> [Exercise description]
Restate the entries word for word and skip every image.

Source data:
************
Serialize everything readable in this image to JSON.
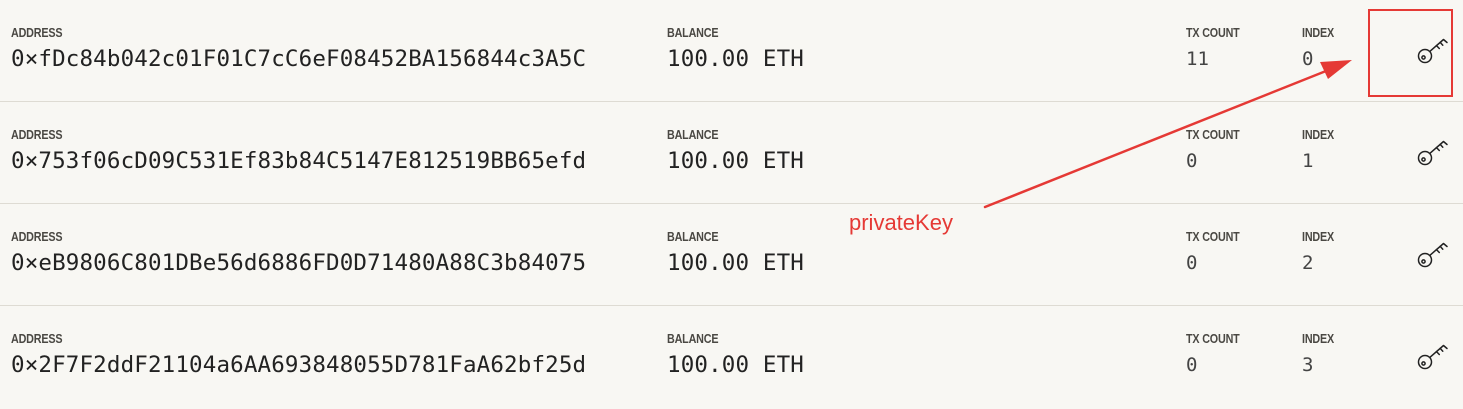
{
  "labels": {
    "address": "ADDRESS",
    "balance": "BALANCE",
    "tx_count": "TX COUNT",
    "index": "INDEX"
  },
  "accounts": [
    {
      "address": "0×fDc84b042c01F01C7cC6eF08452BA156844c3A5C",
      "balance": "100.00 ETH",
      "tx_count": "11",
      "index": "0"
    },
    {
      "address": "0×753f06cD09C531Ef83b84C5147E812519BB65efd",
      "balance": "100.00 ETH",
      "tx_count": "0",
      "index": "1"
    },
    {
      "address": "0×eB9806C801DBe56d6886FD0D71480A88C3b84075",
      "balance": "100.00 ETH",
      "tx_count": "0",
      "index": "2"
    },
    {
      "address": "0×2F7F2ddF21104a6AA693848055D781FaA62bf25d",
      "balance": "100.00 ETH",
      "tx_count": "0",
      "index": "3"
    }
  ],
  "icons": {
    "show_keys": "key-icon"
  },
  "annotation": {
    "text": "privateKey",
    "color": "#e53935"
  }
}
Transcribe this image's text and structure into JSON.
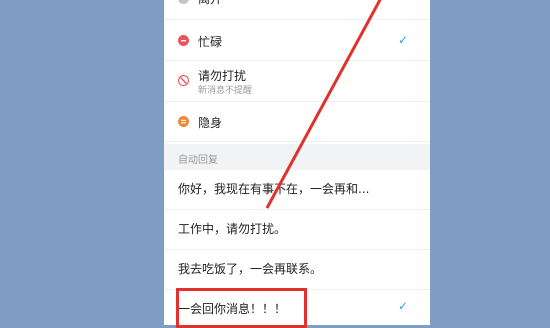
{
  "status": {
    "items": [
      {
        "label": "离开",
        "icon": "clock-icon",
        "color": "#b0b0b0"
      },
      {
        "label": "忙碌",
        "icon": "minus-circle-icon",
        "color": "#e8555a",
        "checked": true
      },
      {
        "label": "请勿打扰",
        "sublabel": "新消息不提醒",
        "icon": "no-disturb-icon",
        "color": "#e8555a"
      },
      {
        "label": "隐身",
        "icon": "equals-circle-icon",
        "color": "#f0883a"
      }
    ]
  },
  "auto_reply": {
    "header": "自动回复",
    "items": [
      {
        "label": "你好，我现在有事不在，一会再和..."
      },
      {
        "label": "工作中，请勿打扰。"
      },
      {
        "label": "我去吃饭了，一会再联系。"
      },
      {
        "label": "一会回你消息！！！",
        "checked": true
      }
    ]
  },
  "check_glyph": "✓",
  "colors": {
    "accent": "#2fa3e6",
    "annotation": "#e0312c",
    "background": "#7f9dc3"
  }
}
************
> [Solution for this problem]
Serialize everything readable in this image to JSON.
{
  "labels": {
    "address": "ADDRESS",
    "balance": "BALANCE",
    "tx_count": "TX COUNT",
    "index": "INDEX"
  },
  "accounts": [
    {
      "address": "0×fDc84b042c01F01C7cC6eF08452BA156844c3A5C",
      "balance": "100.00 ETH",
      "tx_count": "11",
      "index": "0"
    },
    {
      "address": "0×753f06cD09C531Ef83b84C5147E812519BB65efd",
      "balance": "100.00 ETH",
      "tx_count": "0",
      "index": "1"
    },
    {
      "address": "0×eB9806C801DBe56d6886FD0D71480A88C3b84075",
      "balance": "100.00 ETH",
      "tx_count": "0",
      "index": "2"
    },
    {
      "address": "0×2F7F2ddF21104a6AA693848055D781FaA62bf25d",
      "balance": "100.00 ETH",
      "tx_count": "0",
      "index": "3"
    }
  ],
  "icons": {
    "show_keys": "key-icon"
  },
  "annotation": {
    "text": "privateKey",
    "color": "#e53935"
  }
}
Transcribe this image's text and structure into JSON.
{
  "status": {
    "items": [
      {
        "label": "离开",
        "icon": "clock-icon",
        "color": "#b0b0b0"
      },
      {
        "label": "忙碌",
        "icon": "minus-circle-icon",
        "color": "#e8555a",
        "checked": true
      },
      {
        "label": "请勿打扰",
        "sublabel": "新消息不提醒",
        "icon": "no-disturb-icon",
        "color": "#e8555a"
      },
      {
        "label": "隐身",
        "icon": "equals-circle-icon",
        "color": "#f0883a"
      }
    ]
  },
  "auto_reply": {
    "header": "自动回复",
    "items": [
      {
        "label": "你好，我现在有事不在，一会再和..."
      },
      {
        "label": "工作中，请勿打扰。"
      },
      {
        "label": "我去吃饭了，一会再联系。"
      },
      {
        "label": "一会回你消息！！！",
        "checked": true
      }
    ]
  },
  "check_glyph": "✓",
  "colors": {
    "accent": "#2fa3e6",
    "annotation": "#e0312c",
    "background": "#7f9dc3"
  }
}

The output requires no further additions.